• Required work
Repeat, exactly as written, all of the entries, but not their pictures.

┄┄┄┄┄┄

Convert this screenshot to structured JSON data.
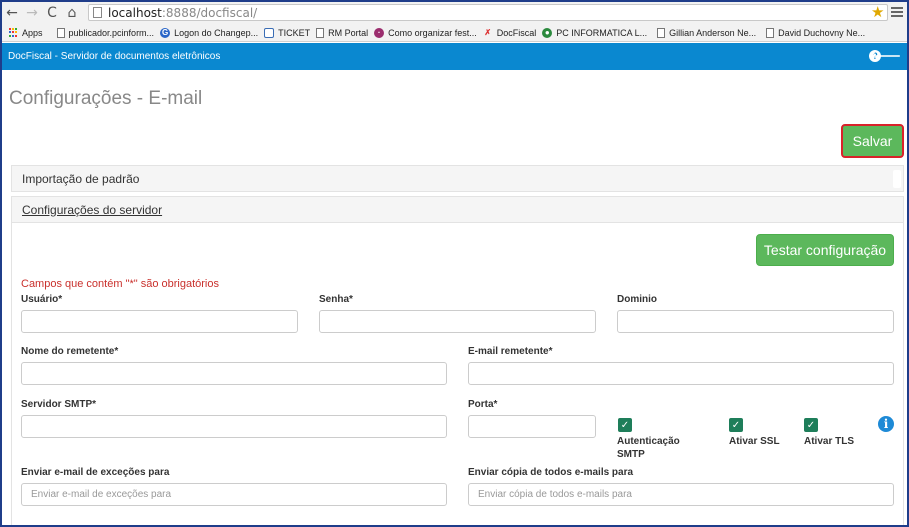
{
  "browser": {
    "url_host": "localhost",
    "url_rest": ":8888/docfiscal/",
    "bookmarks": [
      {
        "label": "Apps",
        "icon": "apps-icon"
      },
      {
        "label": "publicador.pcinform...",
        "icon": "document-icon"
      },
      {
        "label": "Logon do Changep...",
        "icon": "globe-icon"
      },
      {
        "label": "TICKET",
        "icon": "calendar-icon"
      },
      {
        "label": "RM Portal",
        "icon": "document-icon"
      },
      {
        "label": "Como organizar fest...",
        "icon": "site-icon"
      },
      {
        "label": "DocFiscal",
        "icon": "docfiscal-icon"
      },
      {
        "label": "PC INFORMATICA L...",
        "icon": "chrome-icon"
      },
      {
        "label": "Gillian Anderson Ne...",
        "icon": "document-icon"
      },
      {
        "label": "David Duchovny Ne...",
        "icon": "document-icon"
      }
    ]
  },
  "header": {
    "app_title": "DocFiscal - Servidor de documentos eletrônicos",
    "help_icon": "?",
    "back_icon": "arrow-left-icon"
  },
  "page": {
    "title": "Configurações - E-mail",
    "save_label": "Salvar"
  },
  "panels": {
    "import_label": "Importação de padrão",
    "server_label": "Configurações do servidor"
  },
  "form": {
    "test_label": "Testar configuração",
    "required_note": "Campos que contém \"*\" são obrigatórios",
    "usuario_label": "Usuário*",
    "usuario_value": "    ",
    "senha_label": "Senha*",
    "dominio_label": "Dominio",
    "nome_label": "Nome do remetente*",
    "nome_value": "",
    "email_label": "E-mail remetente*",
    "email_value": "",
    "smtp_label": "Servidor SMTP*",
    "smtp_value": "",
    "porta_label": "Porta*",
    "auth_label": "Autenticação SMTP",
    "ssl_label": "Ativar SSL",
    "tls_label": "Ativar TLS",
    "excecoes_label": "Enviar e-mail de exceções para",
    "excecoes_placeholder": "Enviar e-mail de exceções para",
    "copia_label": "Enviar cópia de todos e-mails para",
    "copia_placeholder": "Enviar cópia de todos e-mails para"
  },
  "colors": {
    "header_blue": "#0a88d0",
    "button_green": "#5cb85c",
    "checkbox_green": "#1e7e5a",
    "required_red": "#c9302c"
  }
}
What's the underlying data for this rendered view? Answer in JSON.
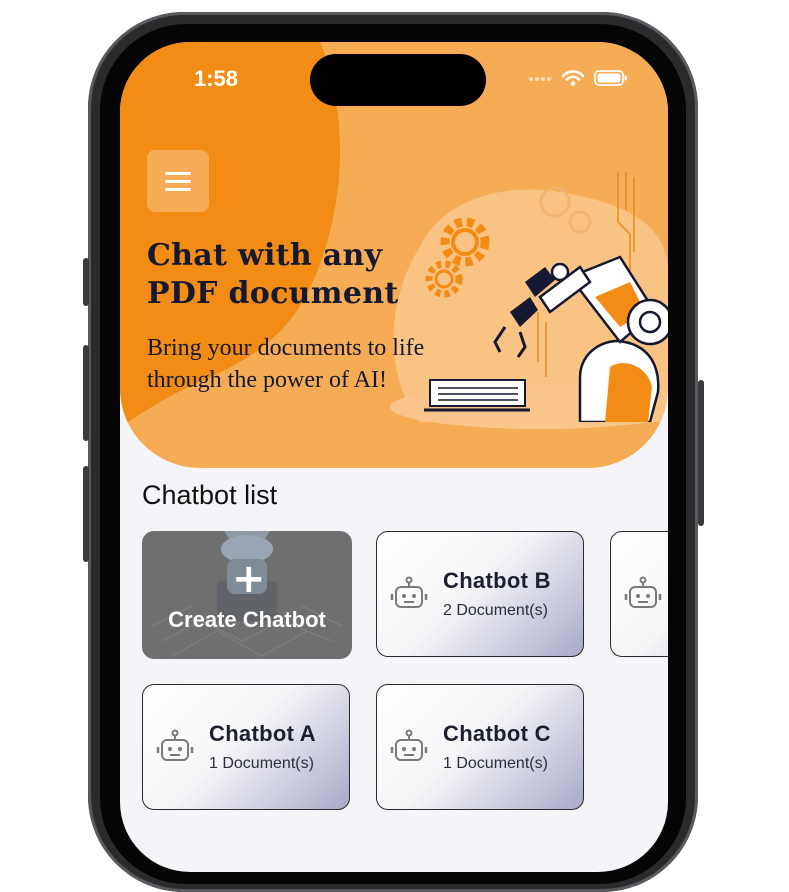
{
  "status_bar": {
    "time": "1:58"
  },
  "hero": {
    "title": "Chat with any PDF document",
    "subtitle": "Bring your documents to life through the power of AI!"
  },
  "section_title": "Chatbot list",
  "create_card": {
    "label": "Create Chatbot",
    "plus": "+"
  },
  "chatbots": [
    {
      "name": "Chatbot B",
      "docs": "2 Document(s)"
    },
    {
      "name": "Chatbot A",
      "docs": "1 Document(s)"
    },
    {
      "name": "Chatbot C",
      "docs": "1 Document(s)"
    }
  ],
  "colors": {
    "hero_bg": "#f6ac54",
    "hero_blob": "#f28c14",
    "title_text": "#141830",
    "screen_bg": "#f5f4f8"
  },
  "icons": [
    "menu-icon",
    "wifi-icon",
    "battery-icon",
    "cellular-icon",
    "robot-icon",
    "gear-icon"
  ]
}
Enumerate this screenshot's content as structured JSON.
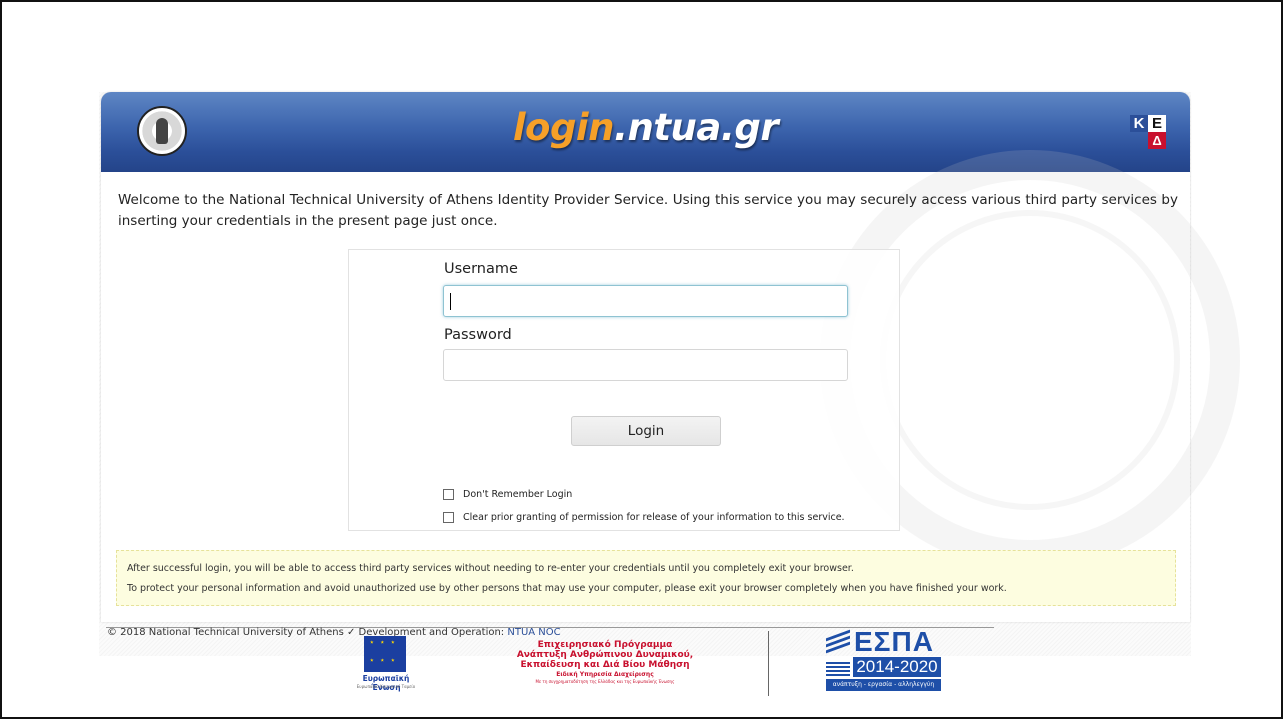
{
  "header": {
    "title_accent": "login",
    "title_rest": ".ntua.gr",
    "ked_k": "K",
    "ked_e": "E",
    "ked_d": "Δ"
  },
  "welcome_text": "Welcome to the National Technical University of Athens Identity Provider Service. Using this service you may securely access various third party services by inserting your credentials in the present page just once.",
  "form": {
    "username_label": "Username",
    "username_value": "",
    "password_label": "Password",
    "password_value": "",
    "login_button": "Login",
    "checkbox_dont_remember": "Don't Remember Login",
    "checkbox_clear_consent": "Clear prior granting of permission for release of your information to this service."
  },
  "notice": {
    "line1": "After successful login, you will be able to access third party services without needing to re-enter your credentials until you completely exit your browser.",
    "line2": "To protect your personal information and avoid unauthorized use by other persons that may use your computer, please exit your browser completely when you have finished your work."
  },
  "footer": {
    "copyright": "© 2018 National Technical University of Athens ✓ Development and Operation: ",
    "noc": "NTUA NOC"
  },
  "logos": {
    "eu_caption": "Ευρωπαϊκή Ένωση",
    "eu_sub": "Ευρωπαϊκό Κοινωνικό Ταμείο",
    "op_line1": "Επιχειρησιακό Πρόγραμμα",
    "op_line2": "Ανάπτυξη Ανθρώπινου Δυναμικού,",
    "op_line3": "Εκπαίδευση και Διά Βίου Μάθηση",
    "op_line4": "Ειδική Υπηρεσία Διαχείρισης",
    "op_line5": "Με τη συγχρηματοδότηση της Ελλάδας και της Ευρωπαϊκής Ένωσης",
    "espa_title": "ΕΣΠΑ",
    "espa_years": "2014-2020",
    "espa_tag": "ανάπτυξη - εργασία - αλληλεγγύη"
  },
  "colors": {
    "header_blue": "#3c64ad",
    "accent_orange": "#f6a028",
    "notice_bg": "#fdfde0"
  }
}
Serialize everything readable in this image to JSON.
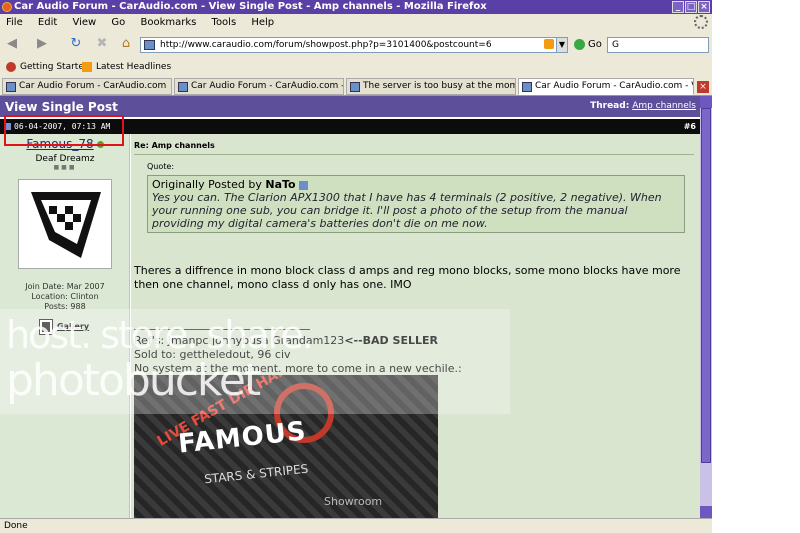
{
  "window": {
    "title": "Car Audio Forum - CarAudio.com - View Single Post - Amp channels - Mozilla Firefox"
  },
  "menu": [
    "File",
    "Edit",
    "View",
    "Go",
    "Bookmarks",
    "Tools",
    "Help"
  ],
  "nav": {
    "url": "http://www.caraudio.com/forum/showpost.php?p=3101400&postcount=6",
    "go_label": "Go",
    "search_value": "G"
  },
  "bookmarks": [
    "Getting Started",
    "Latest Headlines"
  ],
  "tabs": [
    "Car Audio Forum - CarAudio.com",
    "Car Audio Forum - CarAudio.com - Re...",
    "The server is too busy at the moment...",
    "Car Audio Forum - CarAudio.com - Vi..."
  ],
  "page": {
    "heading": "View Single Post",
    "thread_label": "Thread:",
    "thread_link": "Amp channels",
    "post_date": "06-04-2007, 07:13 AM",
    "post_number": "#6",
    "user": {
      "name": "Famous_78",
      "title": "Deaf Dreamz",
      "join_date": "Join Date: Mar 2007",
      "location": "Location: Clinton",
      "posts": "Posts: 988",
      "gallery": "Gallery"
    },
    "post_title": "Re: Amp channels",
    "quote_label": "Quote:",
    "quote_prefix": "Originally Posted by",
    "quote_author": "NaTo",
    "quote_text": "Yes you can. The Clarion APX1300 that I have has 4 terminals (2 positive, 2 negative). When your running one sub, you can bridge it. I'll post a photo of the setup from the manual providing my digital camera's batteries don't die on me now.",
    "post_text": "Theres a diffrence in mono block class d amps and reg mono blocks, some mono blocks have more then one channel, mono class d only has one. IMO",
    "sig_refs": "Ref's: Jmanpc jonnybusa Grandam123",
    "sig_bad": "<--BAD SELLER",
    "sig_sold": "Sold to: gettheledout, 96 civ",
    "sig_system": "No system at the moment. more to come in a new vechile.:",
    "sig_image_text": "FAMOUS",
    "sig_image_sub": "LIVE FAST DIE HARD",
    "sig_image_tag": "STARS & STRIPES",
    "sig_image_show": "Showroom"
  },
  "watermark": {
    "line1": "host. store. share.",
    "line2": "photobucket"
  },
  "status": "Done"
}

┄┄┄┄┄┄

• Output below
Convert this screenshot to structured JSON data.
{
  "browser": {
    "url_host": "localhost",
    "url_rest": ":8888/docfiscal/",
    "bookmarks": [
      {
        "label": "Apps",
        "icon": "apps-icon"
      },
      {
        "label": "publicador.pcinform...",
        "icon": "document-icon"
      },
      {
        "label": "Logon do Changep...",
        "icon": "globe-icon"
      },
      {
        "label": "TICKET",
        "icon": "calendar-icon"
      },
      {
        "label": "RM Portal",
        "icon": "document-icon"
      },
      {
        "label": "Como organizar fest...",
        "icon": "site-icon"
      },
      {
        "label": "DocFiscal",
        "icon": "docfiscal-icon"
      },
      {
        "label": "PC INFORMATICA L...",
        "icon": "chrome-icon"
      },
      {
        "label": "Gillian Anderson Ne...",
        "icon": "document-icon"
      },
      {
        "label": "David Duchovny Ne...",
        "icon": "document-icon"
      }
    ]
  },
  "header": {
    "app_title": "DocFiscal - Servidor de documentos eletrônicos",
    "help_icon": "?",
    "back_icon": "arrow-left-icon"
  },
  "page": {
    "title": "Configurações - E-mail",
    "save_label": "Salvar"
  },
  "panels": {
    "import_label": "Importação de padrão",
    "server_label": "Configurações do servidor"
  },
  "form": {
    "test_label": "Testar configuração",
    "required_note": "Campos que contém \"*\" são obrigatórios",
    "usuario_label": "Usuário*",
    "usuario_value": "    ",
    "senha_label": "Senha*",
    "dominio_label": "Dominio",
    "nome_label": "Nome do remetente*",
    "nome_value": "",
    "email_label": "E-mail remetente*",
    "email_value": "",
    "smtp_label": "Servidor SMTP*",
    "smtp_value": "",
    "porta_label": "Porta*",
    "auth_label": "Autenticação SMTP",
    "ssl_label": "Ativar SSL",
    "tls_label": "Ativar TLS",
    "excecoes_label": "Enviar e-mail de exceções para",
    "excecoes_placeholder": "Enviar e-mail de exceções para",
    "copia_label": "Enviar cópia de todos e-mails para",
    "copia_placeholder": "Enviar cópia de todos e-mails para"
  },
  "colors": {
    "header_blue": "#0a88d0",
    "button_green": "#5cb85c",
    "checkbox_green": "#1e7e5a",
    "required_red": "#c9302c"
  }
}
What's the underlying data for this rendered view? Answer in JSON.
{
  "status_bar": {
    "time": "1:58"
  },
  "hero": {
    "title": "Chat with any PDF document",
    "subtitle": "Bring your documents to life through the power of AI!"
  },
  "section_title": "Chatbot list",
  "create_card": {
    "label": "Create Chatbot",
    "plus": "+"
  },
  "chatbots": [
    {
      "name": "Chatbot B",
      "docs": "2 Document(s)"
    },
    {
      "name": "Chatbot A",
      "docs": "1 Document(s)"
    },
    {
      "name": "Chatbot C",
      "docs": "1 Document(s)"
    }
  ],
  "colors": {
    "hero_bg": "#f6ac54",
    "hero_blob": "#f28c14",
    "title_text": "#141830",
    "screen_bg": "#f5f4f8"
  },
  "icons": [
    "menu-icon",
    "wifi-icon",
    "battery-icon",
    "cellular-icon",
    "robot-icon",
    "gear-icon"
  ]
}
Enumerate this screenshot's content as structured JSON.
{
  "header": {
    "title_accent": "login",
    "title_rest": ".ntua.gr",
    "ked_k": "K",
    "ked_e": "E",
    "ked_d": "Δ"
  },
  "welcome_text": "Welcome to the National Technical University of Athens Identity Provider Service. Using this service you may securely access various third party services by inserting your credentials in the present page just once.",
  "form": {
    "username_label": "Username",
    "username_value": "",
    "password_label": "Password",
    "password_value": "",
    "login_button": "Login",
    "checkbox_dont_remember": "Don't Remember Login",
    "checkbox_clear_consent": "Clear prior granting of permission for release of your information to this service."
  },
  "notice": {
    "line1": "After successful login, you will be able to access third party services without needing to re-enter your credentials until you completely exit your browser.",
    "line2": "To protect your personal information and avoid unauthorized use by other persons that may use your computer, please exit your browser completely when you have finished your work."
  },
  "footer": {
    "copyright": "© 2018 National Technical University of Athens ✓ Development and Operation: ",
    "noc": "NTUA NOC"
  },
  "logos": {
    "eu_caption": "Ευρωπαϊκή Ένωση",
    "eu_sub": "Ευρωπαϊκό Κοινωνικό Ταμείο",
    "op_line1": "Επιχειρησιακό Πρόγραμμα",
    "op_line2": "Ανάπτυξη Ανθρώπινου Δυναμικού,",
    "op_line3": "Εκπαίδευση και Διά Βίου Μάθηση",
    "op_line4": "Ειδική Υπηρεσία Διαχείρισης",
    "op_line5": "Με τη συγχρηματοδότηση της Ελλάδας και της Ευρωπαϊκής Ένωσης",
    "espa_title": "ΕΣΠΑ",
    "espa_years": "2014-2020",
    "espa_tag": "ανάπτυξη - εργασία - αλληλεγγύη"
  },
  "colors": {
    "header_blue": "#3c64ad",
    "accent_orange": "#f6a028",
    "notice_bg": "#fdfde0"
  }
}
Serialize everything readable in this image to JSON.
{
  "window": {
    "title": "Car Audio Forum - CarAudio.com - View Single Post - Amp channels - Mozilla Firefox"
  },
  "menu": [
    "File",
    "Edit",
    "View",
    "Go",
    "Bookmarks",
    "Tools",
    "Help"
  ],
  "nav": {
    "url": "http://www.caraudio.com/forum/showpost.php?p=3101400&postcount=6",
    "go_label": "Go",
    "search_value": "G"
  },
  "bookmarks": [
    "Getting Started",
    "Latest Headlines"
  ],
  "tabs": [
    "Car Audio Forum - CarAudio.com",
    "Car Audio Forum - CarAudio.com - Re...",
    "The server is too busy at the moment...",
    "Car Audio Forum - CarAudio.com - Vi..."
  ],
  "page": {
    "heading": "View Single Post",
    "thread_label": "Thread:",
    "thread_link": "Amp channels",
    "post_date": "06-04-2007, 07:13 AM",
    "post_number": "#6",
    "user": {
      "name": "Famous_78",
      "title": "Deaf Dreamz",
      "join_date": "Join Date: Mar 2007",
      "location": "Location: Clinton",
      "posts": "Posts: 988",
      "gallery": "Gallery"
    },
    "post_title": "Re: Amp channels",
    "quote_label": "Quote:",
    "quote_prefix": "Originally Posted by",
    "quote_author": "NaTo",
    "quote_text": "Yes you can. The Clarion APX1300 that I have has 4 terminals (2 positive, 2 negative). When your running one sub, you can bridge it. I'll post a photo of the setup from the manual providing my digital camera's batteries don't die on me now.",
    "post_text": "Theres a diffrence in mono block class d amps and reg mono blocks, some mono blocks have more then one channel, mono class d only has one. IMO",
    "sig_refs": "Ref's: Jmanpc jonnybusa Grandam123",
    "sig_bad": "<--BAD SELLER",
    "sig_sold": "Sold to: gettheledout, 96 civ",
    "sig_system": "No system at the moment. more to come in a new vechile.:",
    "sig_image_text": "FAMOUS",
    "sig_image_sub": "LIVE FAST DIE HARD",
    "sig_image_tag": "STARS & STRIPES",
    "sig_image_show": "Showroom"
  },
  "watermark": {
    "line1": "host. store. share.",
    "line2": "photobucket"
  },
  "status": "Done"
}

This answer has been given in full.